• **Work instruction**: When you copy the material below, keep every line exact and leave each picture out.

• **Dataset excerpts**:
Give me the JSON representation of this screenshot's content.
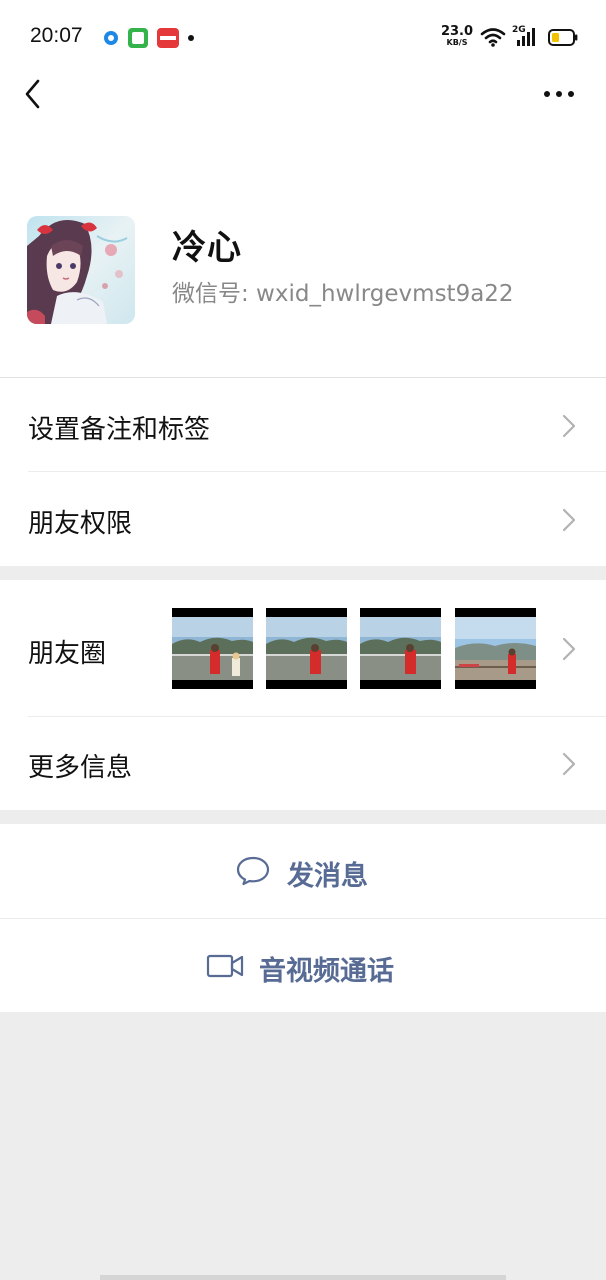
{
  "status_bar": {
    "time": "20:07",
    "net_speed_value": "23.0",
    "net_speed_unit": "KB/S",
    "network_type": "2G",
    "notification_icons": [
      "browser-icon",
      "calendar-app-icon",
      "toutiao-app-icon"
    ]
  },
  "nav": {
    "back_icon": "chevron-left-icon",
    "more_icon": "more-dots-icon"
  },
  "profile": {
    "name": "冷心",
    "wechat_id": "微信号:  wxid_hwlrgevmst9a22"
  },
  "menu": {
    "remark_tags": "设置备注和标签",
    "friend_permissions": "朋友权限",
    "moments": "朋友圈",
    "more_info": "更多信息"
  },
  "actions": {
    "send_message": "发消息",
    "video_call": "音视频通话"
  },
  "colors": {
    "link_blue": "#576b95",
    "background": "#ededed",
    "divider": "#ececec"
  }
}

• **Answer section**:
Give me the JSON representation of this screenshot's content.
{
  "status_bar": {
    "time": "20:07",
    "net_speed_value": "23.0",
    "net_speed_unit": "KB/S",
    "network_type": "2G",
    "notification_icons": [
      "browser-icon",
      "calendar-app-icon",
      "toutiao-app-icon"
    ]
  },
  "nav": {
    "back_icon": "chevron-left-icon",
    "more_icon": "more-dots-icon"
  },
  "profile": {
    "name": "冷心",
    "wechat_id": "微信号:  wxid_hwlrgevmst9a22"
  },
  "menu": {
    "remark_tags": "设置备注和标签",
    "friend_permissions": "朋友权限",
    "moments": "朋友圈",
    "more_info": "更多信息"
  },
  "actions": {
    "send_message": "发消息",
    "video_call": "音视频通话"
  },
  "colors": {
    "link_blue": "#576b95",
    "background": "#ededed",
    "divider": "#ececec"
  }
}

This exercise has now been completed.